SOURCE RECORDS:
▬▬▬

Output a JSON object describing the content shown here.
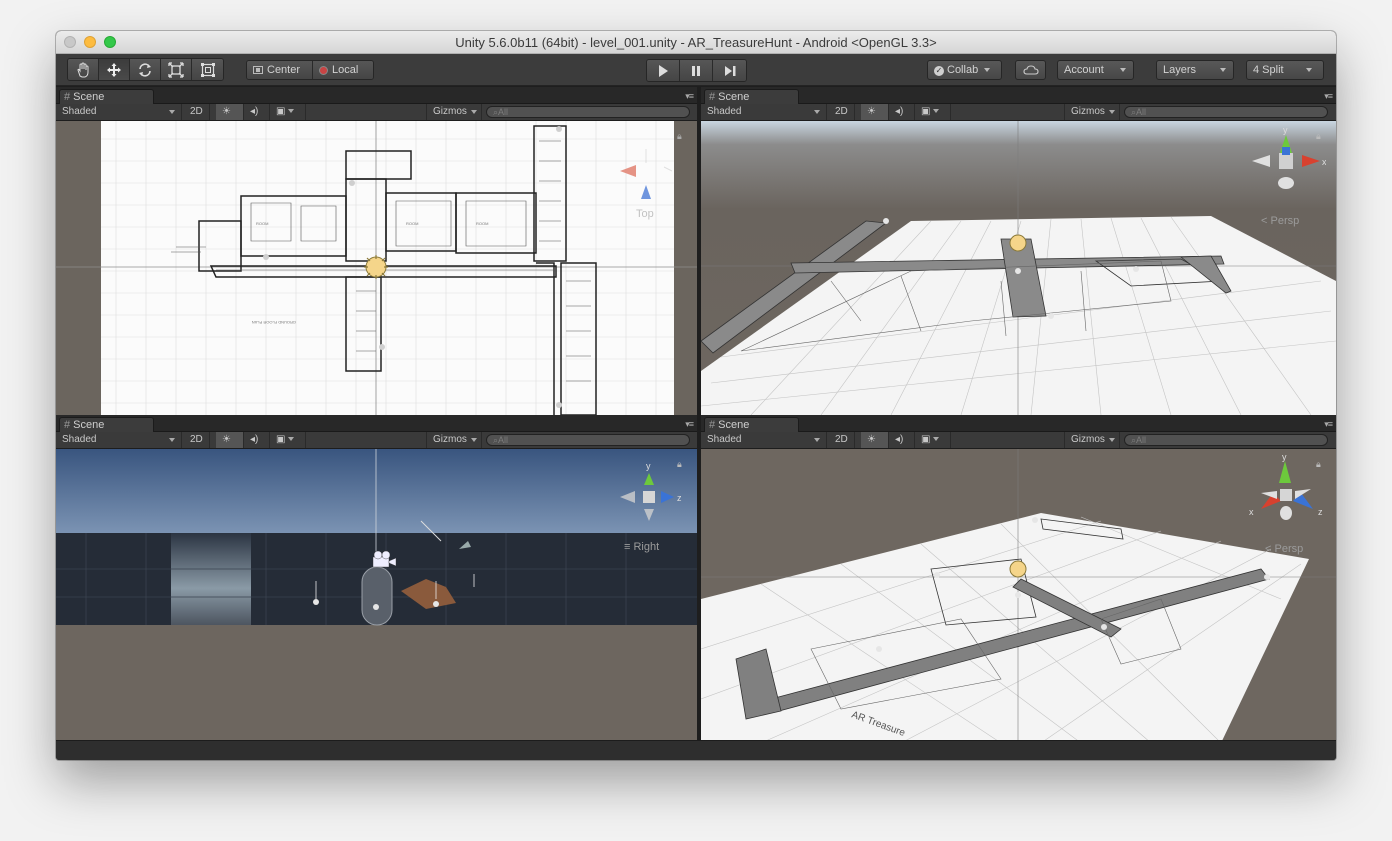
{
  "window": {
    "title": "Unity 5.6.0b11 (64bit) - level_001.unity - AR_TreasureHunt - Android <OpenGL 3.3>"
  },
  "toolbar": {
    "tools": [
      {
        "name": "hand-tool"
      },
      {
        "name": "move-tool"
      },
      {
        "name": "rotate-tool"
      },
      {
        "name": "scale-tool"
      },
      {
        "name": "rect-tool"
      }
    ],
    "pivot_label": "Center",
    "space_label": "Local",
    "collab_label": "Collab",
    "account_label": "Account",
    "layers_label": "Layers",
    "layout_label": "4 Split"
  },
  "panels": [
    {
      "tab": "Scene",
      "shading": "Shaded",
      "mode_2d": "2D",
      "gizmos": "Gizmos",
      "search_placeholder": "All",
      "gizmo_label": "Top"
    },
    {
      "tab": "Scene",
      "shading": "Shaded",
      "mode_2d": "2D",
      "gizmos": "Gizmos",
      "search_placeholder": "All",
      "gizmo_label": "Persp"
    },
    {
      "tab": "Scene",
      "shading": "Shaded",
      "mode_2d": "2D",
      "gizmos": "Gizmos",
      "search_placeholder": "All",
      "gizmo_label": "Right"
    },
    {
      "tab": "Scene",
      "shading": "Shaded",
      "mode_2d": "2D",
      "gizmos": "Gizmos",
      "search_placeholder": "All",
      "gizmo_label": "Persp"
    }
  ],
  "gizmo_axes": {
    "x": "x",
    "y": "y",
    "z": "z"
  },
  "colors": {
    "x_axis": "#d8412f",
    "y_axis": "#6dc93c",
    "z_axis": "#3a73d6",
    "editor_bg": "#3c3c3c",
    "ground": "#6e6760"
  }
}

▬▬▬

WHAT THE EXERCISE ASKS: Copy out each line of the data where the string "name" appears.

ANSWER BOX:
        "name": "hand-tool"
        "name": "move-tool"
        "name": "rotate-tool"
        "name": "scale-tool"
        "name": "rect-tool"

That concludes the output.